  • the agreement does not specify sufficiently the scope of the data to be transferred
  • there is no “precise and particularly solid” justification for the transfer of sensitive personal data
  • the agreement should only allow data to be retained in relation to passengers who have left Canada if there is objective evidence that they “may present a risk in terms of the fight against terrorism and serious transnational crime”.

The Court’s opinion has implications for the validity of the existing Passenger Name Record agreements in place between the EU and the US and the EU and Australia.

It also illustrates the approach the Court may adopt in relation to both the challenges to the Privacy Shield which are currently proceeding before it and any referral from the Irish High Court in respect of the model contract clauses.

The Court’s opinion should also be taken into account in the forthcoming first annual joint review of the Privacy Shield.

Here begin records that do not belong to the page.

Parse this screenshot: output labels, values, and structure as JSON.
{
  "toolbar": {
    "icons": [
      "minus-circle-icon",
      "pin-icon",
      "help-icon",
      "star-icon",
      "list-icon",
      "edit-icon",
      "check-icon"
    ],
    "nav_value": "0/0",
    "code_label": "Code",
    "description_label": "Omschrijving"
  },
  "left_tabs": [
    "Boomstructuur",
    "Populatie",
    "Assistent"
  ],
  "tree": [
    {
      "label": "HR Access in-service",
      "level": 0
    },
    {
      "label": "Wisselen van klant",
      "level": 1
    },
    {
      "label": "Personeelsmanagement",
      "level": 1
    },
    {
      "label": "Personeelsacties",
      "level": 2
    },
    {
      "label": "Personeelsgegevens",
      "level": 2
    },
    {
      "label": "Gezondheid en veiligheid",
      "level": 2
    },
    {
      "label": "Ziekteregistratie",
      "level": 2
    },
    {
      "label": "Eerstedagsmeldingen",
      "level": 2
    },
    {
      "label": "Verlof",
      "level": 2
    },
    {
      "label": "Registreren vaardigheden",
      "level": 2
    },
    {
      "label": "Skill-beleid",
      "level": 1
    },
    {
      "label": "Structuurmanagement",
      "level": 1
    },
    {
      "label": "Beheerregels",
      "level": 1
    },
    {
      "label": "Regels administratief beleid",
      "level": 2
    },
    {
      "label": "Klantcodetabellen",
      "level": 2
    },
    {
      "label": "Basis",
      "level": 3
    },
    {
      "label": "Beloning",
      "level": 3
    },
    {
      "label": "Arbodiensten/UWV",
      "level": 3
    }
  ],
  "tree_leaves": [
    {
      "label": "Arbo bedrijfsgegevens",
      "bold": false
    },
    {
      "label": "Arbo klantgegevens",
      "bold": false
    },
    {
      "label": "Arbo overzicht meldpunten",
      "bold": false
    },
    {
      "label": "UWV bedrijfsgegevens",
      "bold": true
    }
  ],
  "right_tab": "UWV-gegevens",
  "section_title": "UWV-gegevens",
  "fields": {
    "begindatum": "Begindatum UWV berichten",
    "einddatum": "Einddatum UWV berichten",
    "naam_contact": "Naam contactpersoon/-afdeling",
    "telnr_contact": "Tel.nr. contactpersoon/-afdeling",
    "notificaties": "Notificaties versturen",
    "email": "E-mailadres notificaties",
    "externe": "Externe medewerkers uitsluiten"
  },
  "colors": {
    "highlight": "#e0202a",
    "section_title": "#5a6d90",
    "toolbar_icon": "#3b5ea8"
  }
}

Latest from the ICO, including direct marketing and enforcement action

We reported previously that the ICO had updated its guidance for organisations on dealing with data subject access requests (DSARs), to reflect recent Court of Appeal decisions on the use of DSARs in litigation and the efforts required in searching.  The ICO’s blog post on this topic highlights that changes have also been made to the ICO’s CCTV code of practice and guide to data protection in light of these decisions.

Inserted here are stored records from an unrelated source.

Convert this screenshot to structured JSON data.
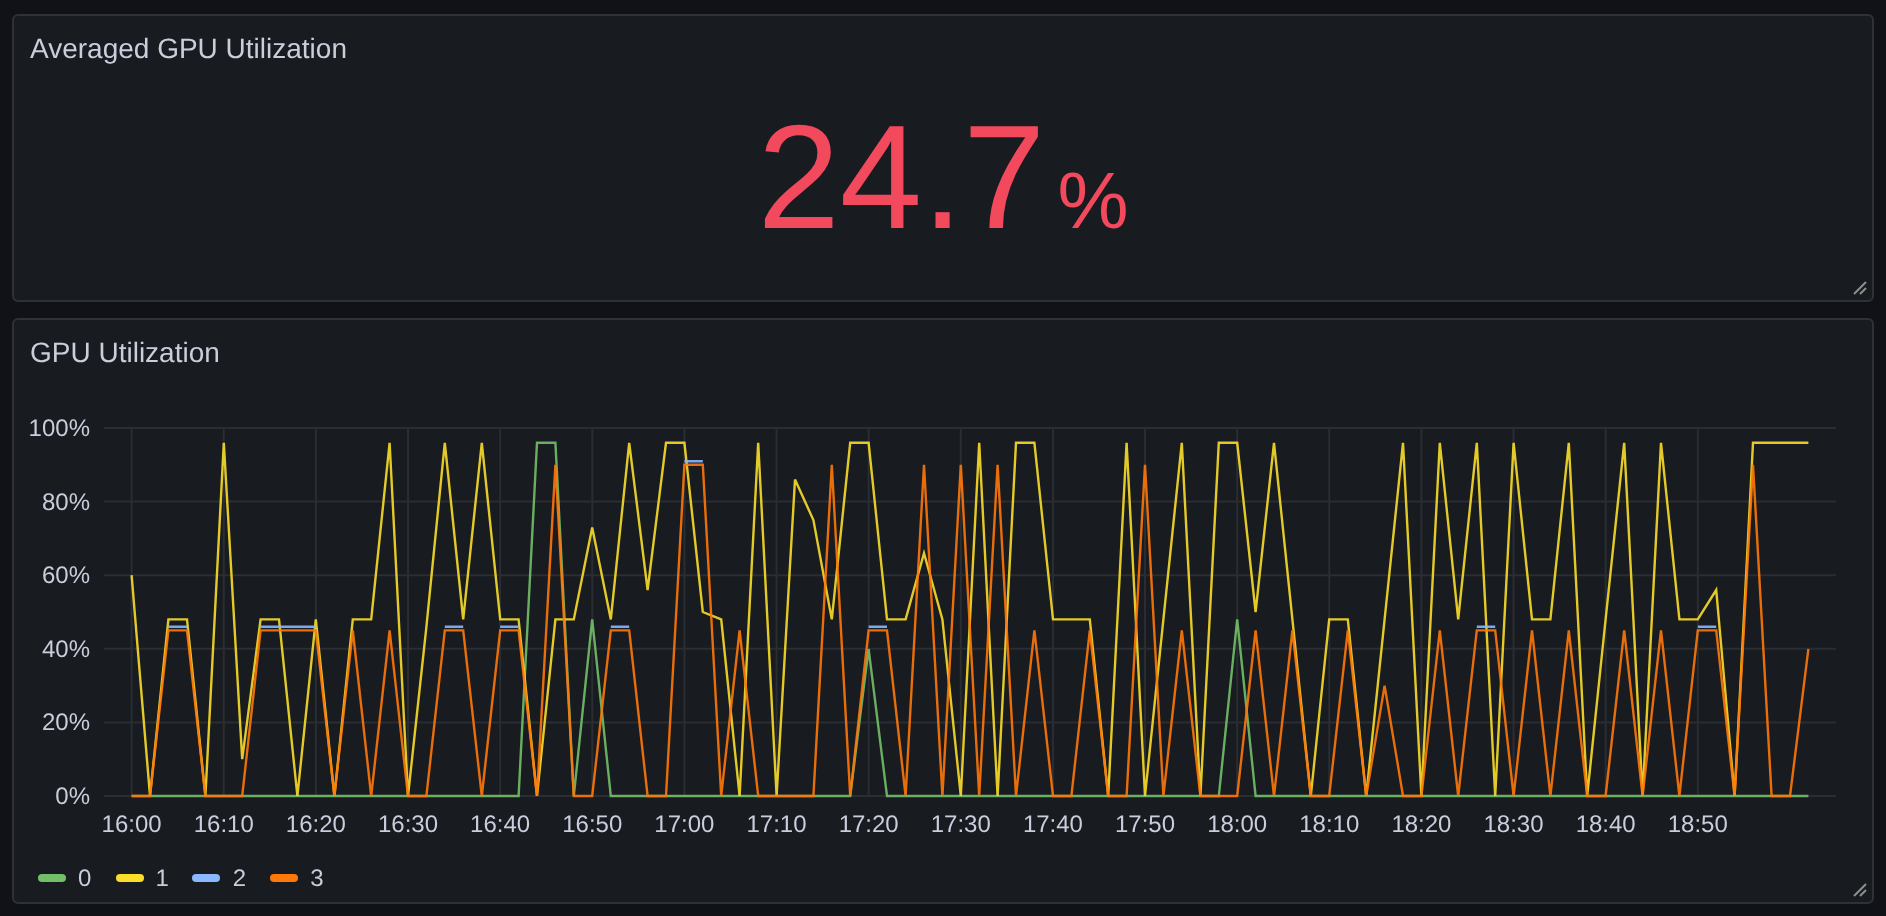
{
  "stat_panel": {
    "title": "Averaged GPU Utilization",
    "value": "24.7",
    "unit": "%"
  },
  "chart_panel": {
    "title": "GPU Utilization",
    "chart_data": {
      "type": "line",
      "categories": [
        "16:00",
        null,
        null,
        null,
        null,
        "16:10",
        null,
        null,
        null,
        null,
        "16:20",
        null,
        null,
        null,
        null,
        "16:30",
        null,
        null,
        null,
        null,
        "16:40",
        null,
        null,
        null,
        null,
        "16:50",
        null,
        null,
        null,
        null,
        "17:00",
        null,
        null,
        null,
        null,
        "17:10",
        null,
        null,
        null,
        null,
        "17:20",
        null,
        null,
        null,
        null,
        "17:30",
        null,
        null,
        null,
        null,
        "17:40",
        null,
        null,
        null,
        null,
        "17:50",
        null,
        null,
        null,
        null,
        "18:00",
        null,
        null,
        null,
        null,
        "18:10",
        null,
        null,
        null,
        null,
        "18:20",
        null,
        null,
        null,
        null,
        "18:30",
        null,
        null,
        null,
        null,
        "18:40",
        null,
        null,
        null,
        null,
        "18:50",
        null,
        null,
        null,
        null,
        null,
        null
      ],
      "ylim": [
        0,
        100
      ],
      "grid": true,
      "yticks": [
        {
          "value": 0,
          "label": "0%"
        },
        {
          "value": 20,
          "label": "20%"
        },
        {
          "value": 40,
          "label": "40%"
        },
        {
          "value": 60,
          "label": "60%"
        },
        {
          "value": 80,
          "label": "80%"
        },
        {
          "value": 100,
          "label": "100%"
        }
      ],
      "series": [
        {
          "name": "0",
          "color": "#73bf69",
          "values": [
            0,
            0,
            0,
            0,
            0,
            0,
            0,
            0,
            0,
            0,
            0,
            0,
            0,
            0,
            0,
            0,
            0,
            0,
            0,
            0,
            0,
            0,
            96,
            96,
            0,
            48,
            0,
            0,
            0,
            0,
            0,
            0,
            0,
            0,
            0,
            0,
            0,
            0,
            0,
            0,
            40,
            0,
            0,
            0,
            0,
            0,
            0,
            0,
            0,
            0,
            0,
            0,
            0,
            0,
            0,
            0,
            0,
            0,
            0,
            0,
            48,
            0,
            0,
            0,
            0,
            0,
            0,
            0,
            0,
            0,
            0,
            0,
            0,
            0,
            0,
            0,
            0,
            0,
            0,
            0,
            0,
            0,
            0,
            0,
            0,
            0,
            0,
            0,
            0,
            0,
            0,
            0
          ]
        },
        {
          "name": "1",
          "color": "#fade2a",
          "values": [
            60,
            0,
            48,
            48,
            0,
            96,
            10,
            48,
            48,
            0,
            48,
            0,
            48,
            48,
            96,
            0,
            46,
            96,
            48,
            96,
            48,
            48,
            0,
            48,
            48,
            73,
            48,
            96,
            56,
            96,
            96,
            50,
            48,
            0,
            96,
            0,
            86,
            75,
            48,
            96,
            96,
            48,
            48,
            66,
            48,
            0,
            96,
            0,
            96,
            96,
            48,
            48,
            48,
            0,
            96,
            0,
            48,
            96,
            0,
            96,
            96,
            50,
            96,
            48,
            0,
            48,
            48,
            0,
            48,
            96,
            0,
            96,
            48,
            96,
            0,
            96,
            48,
            48,
            96,
            0,
            48,
            96,
            0,
            96,
            48,
            48,
            56,
            0,
            96,
            96,
            96,
            96
          ]
        },
        {
          "name": "2",
          "color": "#8ab8ff",
          "values": [
            null,
            null,
            46,
            46,
            null,
            null,
            null,
            46,
            46,
            46,
            46,
            null,
            null,
            null,
            null,
            null,
            null,
            46,
            46,
            null,
            46,
            46,
            null,
            null,
            null,
            null,
            46,
            46,
            null,
            null,
            91,
            91,
            null,
            null,
            null,
            null,
            null,
            null,
            null,
            null,
            46,
            46,
            null,
            null,
            null,
            null,
            null,
            null,
            null,
            null,
            null,
            null,
            null,
            null,
            null,
            null,
            null,
            null,
            null,
            null,
            null,
            null,
            null,
            null,
            null,
            null,
            null,
            null,
            null,
            null,
            null,
            null,
            null,
            46,
            46,
            null,
            null,
            null,
            null,
            null,
            null,
            null,
            null,
            null,
            null,
            46,
            46,
            null,
            null,
            null,
            null,
            null
          ]
        },
        {
          "name": "3",
          "color": "#ff780a",
          "values": [
            0,
            0,
            45,
            45,
            0,
            0,
            0,
            45,
            45,
            45,
            45,
            0,
            45,
            0,
            45,
            0,
            0,
            45,
            45,
            0,
            45,
            45,
            0,
            90,
            0,
            0,
            45,
            45,
            0,
            0,
            90,
            90,
            0,
            45,
            0,
            0,
            0,
            0,
            90,
            0,
            45,
            45,
            0,
            90,
            0,
            90,
            0,
            90,
            0,
            45,
            0,
            0,
            45,
            0,
            0,
            90,
            0,
            45,
            0,
            0,
            0,
            45,
            0,
            45,
            0,
            0,
            45,
            0,
            30,
            0,
            0,
            45,
            0,
            45,
            45,
            0,
            45,
            0,
            45,
            0,
            0,
            45,
            0,
            45,
            0,
            45,
            45,
            0,
            90,
            0,
            0,
            40
          ]
        }
      ]
    }
  }
}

In relation to direct marketing, loan firm Provident Personal Credit Limited – responsible for sending nearly a million nuisance text messages – was fined £80,000 by the ICO.  It had employed third party affiliate companies to send unsolicited text messages on its behalf to promote personal loans.  Moneysupermarket was also fined £80,000 after it sent millions of emails to customers who had previously opted out of direct marketing.

In the first seven months of 2017, the ICO has issued 39 monetary penalties totalling £2,737,500, compared to the 32 monetary penalties totalling £3,121,500 issued by the ICO in the whole of 2016. Please click here for further details.

These fines reiterate the ICO’s recent message to organisations to ensure that they have the appropriate consents in place for sending unsolicited marketing communications and to refresh these to ensure they meet the higher threshold for consent under GDPR where necessary. An ICO fine of £50,000 issued to a lead generation and data brokerage business for instigating the sending of unsolicited marketing texts about debt, was reduced to £20,000 taking into account the company’s size, the fact that it was its first contravention and the fact that it was the first and only time it had conducted such a direct marketing campaign.  At the time of the contravention, the company’s turnover and profit appeared to have increased substantially, and this was a factor in setting the appropriate penalty [1].

On 6 July 2017, the Fundraising Regulator launched the Fundraising Preference Service, which will enable individuals to block direct marketing communications from named charities.

In other recent news: the ICO fined a video game rental firm £60,000 after it failed to take basic steps to stop its website being attacked; a recruitment manager was prosecuted and fined after he illegally disclosed job applicants’ personal information to a third party employment agency; and the ICO ruled that the Royal Free NHS Foundation Trust failed to comply with the Data Protection Act when it provided patient details to Google DeepMind in a clinical trial.  Patients were not adequately informed that their data would be used as part of the test.  The ICO published a blog post setting out four lessons that NHS Trusts can learn from this case, but the principles apply equally to companies in the private sector.  On the subject of healthcare, the government has responded to the National Data Guardian for Health and Care’s Review of Data Security, Consent and Opt-Outs and the Care Quality Commission’s Review ‘Safe Data, Safe Care’.


[1] LAD Media Ltd v Information Commissioner [2017] UKFTT 2017_0022